* AIM OF THE EXERCISE
Among the lines below, count those containing the word "отметки". Give the number only.

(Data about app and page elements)
-- -- --

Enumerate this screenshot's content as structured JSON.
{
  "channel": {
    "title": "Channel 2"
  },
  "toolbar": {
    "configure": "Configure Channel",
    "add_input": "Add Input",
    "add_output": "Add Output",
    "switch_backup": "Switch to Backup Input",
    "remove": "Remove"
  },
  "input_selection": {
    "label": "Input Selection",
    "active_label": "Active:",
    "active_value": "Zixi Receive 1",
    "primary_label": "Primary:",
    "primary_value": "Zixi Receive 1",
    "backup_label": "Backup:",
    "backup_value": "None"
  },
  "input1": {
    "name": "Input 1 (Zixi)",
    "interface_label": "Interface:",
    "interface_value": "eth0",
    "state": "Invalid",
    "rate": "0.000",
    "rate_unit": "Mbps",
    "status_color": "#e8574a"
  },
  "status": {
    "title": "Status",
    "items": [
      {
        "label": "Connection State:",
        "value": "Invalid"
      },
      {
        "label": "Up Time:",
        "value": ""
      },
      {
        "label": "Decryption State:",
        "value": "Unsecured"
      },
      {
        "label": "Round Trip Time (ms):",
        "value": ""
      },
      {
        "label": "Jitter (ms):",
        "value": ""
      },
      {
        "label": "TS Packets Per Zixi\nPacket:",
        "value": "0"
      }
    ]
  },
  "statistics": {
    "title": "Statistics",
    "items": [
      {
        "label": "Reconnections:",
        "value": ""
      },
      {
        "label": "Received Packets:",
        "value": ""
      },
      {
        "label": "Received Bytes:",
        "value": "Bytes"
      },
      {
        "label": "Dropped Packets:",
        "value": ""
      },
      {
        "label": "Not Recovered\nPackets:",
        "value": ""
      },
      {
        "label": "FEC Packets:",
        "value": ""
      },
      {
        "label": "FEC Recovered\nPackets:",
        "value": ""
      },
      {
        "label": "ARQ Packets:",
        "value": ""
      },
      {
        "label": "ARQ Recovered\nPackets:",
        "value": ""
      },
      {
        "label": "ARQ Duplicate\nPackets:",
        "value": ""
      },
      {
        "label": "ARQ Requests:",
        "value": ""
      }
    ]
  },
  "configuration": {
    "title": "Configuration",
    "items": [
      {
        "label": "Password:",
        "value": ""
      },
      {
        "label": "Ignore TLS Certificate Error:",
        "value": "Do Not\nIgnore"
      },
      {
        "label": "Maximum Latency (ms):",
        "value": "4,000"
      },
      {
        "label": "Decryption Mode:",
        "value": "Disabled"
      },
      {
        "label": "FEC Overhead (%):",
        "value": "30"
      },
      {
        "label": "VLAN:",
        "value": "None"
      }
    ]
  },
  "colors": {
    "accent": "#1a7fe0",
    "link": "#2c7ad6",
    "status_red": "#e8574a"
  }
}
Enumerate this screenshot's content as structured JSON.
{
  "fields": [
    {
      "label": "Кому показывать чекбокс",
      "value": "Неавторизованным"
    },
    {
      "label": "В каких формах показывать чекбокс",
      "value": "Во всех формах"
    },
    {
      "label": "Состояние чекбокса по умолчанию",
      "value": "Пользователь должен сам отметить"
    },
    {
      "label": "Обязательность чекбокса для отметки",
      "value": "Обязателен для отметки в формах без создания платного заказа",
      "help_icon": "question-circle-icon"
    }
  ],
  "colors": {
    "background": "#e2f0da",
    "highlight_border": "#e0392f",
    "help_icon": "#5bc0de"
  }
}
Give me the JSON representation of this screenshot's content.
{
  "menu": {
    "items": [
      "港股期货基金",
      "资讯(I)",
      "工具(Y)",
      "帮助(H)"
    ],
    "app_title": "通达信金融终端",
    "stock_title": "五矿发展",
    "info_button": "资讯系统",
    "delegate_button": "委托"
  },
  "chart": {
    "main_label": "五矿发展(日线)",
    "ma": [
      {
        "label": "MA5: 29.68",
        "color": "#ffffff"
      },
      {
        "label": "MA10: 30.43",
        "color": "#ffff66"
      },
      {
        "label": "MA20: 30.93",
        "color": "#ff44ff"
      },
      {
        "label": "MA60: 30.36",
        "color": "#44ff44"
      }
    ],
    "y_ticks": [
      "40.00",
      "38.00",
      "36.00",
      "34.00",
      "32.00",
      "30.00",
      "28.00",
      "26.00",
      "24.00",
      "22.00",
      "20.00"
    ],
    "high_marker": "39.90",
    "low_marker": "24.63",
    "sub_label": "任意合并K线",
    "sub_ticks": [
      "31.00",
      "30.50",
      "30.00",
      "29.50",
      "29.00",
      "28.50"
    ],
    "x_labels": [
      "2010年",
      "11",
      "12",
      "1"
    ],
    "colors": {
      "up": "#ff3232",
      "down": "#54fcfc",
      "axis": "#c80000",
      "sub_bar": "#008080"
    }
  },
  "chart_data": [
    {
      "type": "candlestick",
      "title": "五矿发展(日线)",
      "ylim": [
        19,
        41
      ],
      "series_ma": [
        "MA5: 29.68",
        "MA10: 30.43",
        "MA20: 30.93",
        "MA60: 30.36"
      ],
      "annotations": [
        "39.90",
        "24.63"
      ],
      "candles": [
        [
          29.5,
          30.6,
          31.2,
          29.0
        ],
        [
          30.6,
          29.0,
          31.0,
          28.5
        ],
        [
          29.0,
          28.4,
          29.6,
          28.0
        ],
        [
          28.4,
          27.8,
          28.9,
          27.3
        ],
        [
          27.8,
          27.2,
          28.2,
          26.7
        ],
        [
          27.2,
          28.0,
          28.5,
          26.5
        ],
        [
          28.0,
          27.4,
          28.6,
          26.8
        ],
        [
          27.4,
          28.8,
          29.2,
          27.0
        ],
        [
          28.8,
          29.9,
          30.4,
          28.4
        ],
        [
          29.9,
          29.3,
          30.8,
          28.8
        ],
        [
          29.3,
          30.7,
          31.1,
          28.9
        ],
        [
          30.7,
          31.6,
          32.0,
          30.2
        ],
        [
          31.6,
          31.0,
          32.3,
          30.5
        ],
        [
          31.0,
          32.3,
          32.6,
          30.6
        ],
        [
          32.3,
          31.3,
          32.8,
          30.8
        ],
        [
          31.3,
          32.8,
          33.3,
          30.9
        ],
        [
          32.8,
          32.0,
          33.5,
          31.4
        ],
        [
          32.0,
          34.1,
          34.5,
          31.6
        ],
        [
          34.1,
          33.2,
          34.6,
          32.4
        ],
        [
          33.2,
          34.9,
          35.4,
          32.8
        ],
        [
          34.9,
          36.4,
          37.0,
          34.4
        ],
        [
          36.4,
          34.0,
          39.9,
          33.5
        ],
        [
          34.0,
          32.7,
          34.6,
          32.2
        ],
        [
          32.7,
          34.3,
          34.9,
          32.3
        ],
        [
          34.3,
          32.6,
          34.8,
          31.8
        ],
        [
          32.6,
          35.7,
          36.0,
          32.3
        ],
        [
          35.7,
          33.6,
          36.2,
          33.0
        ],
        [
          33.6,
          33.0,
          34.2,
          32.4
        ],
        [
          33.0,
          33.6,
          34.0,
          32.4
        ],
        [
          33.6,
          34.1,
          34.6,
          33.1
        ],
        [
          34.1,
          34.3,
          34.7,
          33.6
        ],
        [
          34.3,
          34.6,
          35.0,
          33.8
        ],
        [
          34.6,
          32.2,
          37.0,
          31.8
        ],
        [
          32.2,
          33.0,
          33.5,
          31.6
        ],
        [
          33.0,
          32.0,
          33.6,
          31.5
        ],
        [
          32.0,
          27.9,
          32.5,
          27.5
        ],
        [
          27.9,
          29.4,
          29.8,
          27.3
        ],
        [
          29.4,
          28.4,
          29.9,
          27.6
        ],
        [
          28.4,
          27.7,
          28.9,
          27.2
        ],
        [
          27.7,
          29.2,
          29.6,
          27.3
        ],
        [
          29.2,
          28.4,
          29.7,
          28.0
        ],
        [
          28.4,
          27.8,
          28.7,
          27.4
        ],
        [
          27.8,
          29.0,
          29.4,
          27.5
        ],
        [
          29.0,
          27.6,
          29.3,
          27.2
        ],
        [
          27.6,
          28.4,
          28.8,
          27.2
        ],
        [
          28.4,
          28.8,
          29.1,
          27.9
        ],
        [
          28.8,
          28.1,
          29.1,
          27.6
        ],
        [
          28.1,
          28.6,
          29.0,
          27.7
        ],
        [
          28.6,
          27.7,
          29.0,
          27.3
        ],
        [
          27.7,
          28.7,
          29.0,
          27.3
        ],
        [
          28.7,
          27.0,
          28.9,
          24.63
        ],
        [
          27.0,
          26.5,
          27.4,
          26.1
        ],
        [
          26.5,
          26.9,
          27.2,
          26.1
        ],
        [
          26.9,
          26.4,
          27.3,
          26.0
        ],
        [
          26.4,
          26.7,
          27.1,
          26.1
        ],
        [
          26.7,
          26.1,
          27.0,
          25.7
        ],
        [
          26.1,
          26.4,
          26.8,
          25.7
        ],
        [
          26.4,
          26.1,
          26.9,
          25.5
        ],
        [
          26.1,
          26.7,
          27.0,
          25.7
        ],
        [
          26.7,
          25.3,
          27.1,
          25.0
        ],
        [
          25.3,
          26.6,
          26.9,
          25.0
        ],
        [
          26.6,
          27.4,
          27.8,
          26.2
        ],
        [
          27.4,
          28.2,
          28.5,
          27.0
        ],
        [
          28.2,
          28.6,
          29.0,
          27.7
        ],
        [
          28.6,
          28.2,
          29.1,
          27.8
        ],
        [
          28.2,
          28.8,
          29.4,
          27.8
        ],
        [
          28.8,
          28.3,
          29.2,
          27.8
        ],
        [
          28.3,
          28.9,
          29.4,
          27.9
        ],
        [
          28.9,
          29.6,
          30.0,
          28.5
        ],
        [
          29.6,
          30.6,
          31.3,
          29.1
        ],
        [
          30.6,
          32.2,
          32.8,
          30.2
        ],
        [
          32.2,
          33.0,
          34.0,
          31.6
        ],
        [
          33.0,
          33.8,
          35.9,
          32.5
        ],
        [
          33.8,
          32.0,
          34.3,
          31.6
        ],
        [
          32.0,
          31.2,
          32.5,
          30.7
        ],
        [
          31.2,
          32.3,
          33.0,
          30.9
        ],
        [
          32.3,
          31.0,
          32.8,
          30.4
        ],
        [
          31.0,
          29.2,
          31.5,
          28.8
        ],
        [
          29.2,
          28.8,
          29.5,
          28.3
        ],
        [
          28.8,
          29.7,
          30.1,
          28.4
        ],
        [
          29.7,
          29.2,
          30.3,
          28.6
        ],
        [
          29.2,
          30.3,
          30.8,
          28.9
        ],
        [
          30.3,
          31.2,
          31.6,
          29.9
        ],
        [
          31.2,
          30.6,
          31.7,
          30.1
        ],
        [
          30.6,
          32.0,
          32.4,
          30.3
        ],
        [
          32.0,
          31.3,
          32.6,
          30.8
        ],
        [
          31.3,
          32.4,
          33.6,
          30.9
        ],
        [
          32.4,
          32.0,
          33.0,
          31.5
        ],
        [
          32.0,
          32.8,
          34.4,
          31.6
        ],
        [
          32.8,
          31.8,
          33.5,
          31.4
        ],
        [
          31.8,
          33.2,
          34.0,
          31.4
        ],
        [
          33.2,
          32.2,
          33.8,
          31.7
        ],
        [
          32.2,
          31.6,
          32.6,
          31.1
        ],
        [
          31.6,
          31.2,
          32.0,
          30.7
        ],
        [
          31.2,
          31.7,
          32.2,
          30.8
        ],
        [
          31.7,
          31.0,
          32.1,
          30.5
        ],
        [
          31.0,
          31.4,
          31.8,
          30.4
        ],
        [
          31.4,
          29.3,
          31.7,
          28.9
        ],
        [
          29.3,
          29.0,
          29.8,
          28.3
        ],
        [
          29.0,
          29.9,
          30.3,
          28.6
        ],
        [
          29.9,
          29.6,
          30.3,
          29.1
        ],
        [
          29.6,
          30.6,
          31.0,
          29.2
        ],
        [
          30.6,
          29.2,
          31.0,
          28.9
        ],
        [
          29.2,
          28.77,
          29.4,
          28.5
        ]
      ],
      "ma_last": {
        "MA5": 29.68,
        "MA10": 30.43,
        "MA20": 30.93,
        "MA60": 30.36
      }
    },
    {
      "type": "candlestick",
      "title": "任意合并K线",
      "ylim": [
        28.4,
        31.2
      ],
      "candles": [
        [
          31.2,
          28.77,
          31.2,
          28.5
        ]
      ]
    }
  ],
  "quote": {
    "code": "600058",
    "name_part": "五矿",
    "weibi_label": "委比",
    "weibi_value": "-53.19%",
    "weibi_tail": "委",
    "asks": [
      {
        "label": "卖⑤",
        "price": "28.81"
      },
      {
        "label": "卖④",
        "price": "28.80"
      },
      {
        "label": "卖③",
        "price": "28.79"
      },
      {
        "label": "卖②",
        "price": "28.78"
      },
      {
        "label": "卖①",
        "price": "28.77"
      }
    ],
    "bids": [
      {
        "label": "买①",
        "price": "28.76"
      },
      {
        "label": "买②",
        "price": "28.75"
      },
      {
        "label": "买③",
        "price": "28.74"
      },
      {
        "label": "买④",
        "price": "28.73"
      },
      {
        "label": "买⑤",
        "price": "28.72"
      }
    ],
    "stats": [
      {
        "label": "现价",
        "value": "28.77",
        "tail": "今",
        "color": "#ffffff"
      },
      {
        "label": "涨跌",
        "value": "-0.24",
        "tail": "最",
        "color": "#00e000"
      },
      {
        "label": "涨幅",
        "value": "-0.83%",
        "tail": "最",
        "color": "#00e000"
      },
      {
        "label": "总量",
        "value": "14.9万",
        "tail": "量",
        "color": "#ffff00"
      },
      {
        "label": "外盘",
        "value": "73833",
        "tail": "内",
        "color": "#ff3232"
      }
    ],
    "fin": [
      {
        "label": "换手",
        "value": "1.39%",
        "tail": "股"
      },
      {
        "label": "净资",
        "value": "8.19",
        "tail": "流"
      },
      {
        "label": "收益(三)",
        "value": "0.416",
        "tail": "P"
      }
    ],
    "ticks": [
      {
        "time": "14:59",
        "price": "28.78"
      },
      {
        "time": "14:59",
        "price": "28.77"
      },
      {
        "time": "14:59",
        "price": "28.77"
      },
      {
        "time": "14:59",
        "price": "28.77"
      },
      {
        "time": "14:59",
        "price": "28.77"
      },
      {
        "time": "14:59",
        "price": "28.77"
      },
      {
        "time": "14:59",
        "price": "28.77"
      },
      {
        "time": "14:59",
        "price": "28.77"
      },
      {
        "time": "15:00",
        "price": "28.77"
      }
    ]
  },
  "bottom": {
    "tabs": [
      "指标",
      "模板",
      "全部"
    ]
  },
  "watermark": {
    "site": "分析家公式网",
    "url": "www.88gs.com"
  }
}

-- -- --

* SOLUTION FOR THIS EXERCISE
2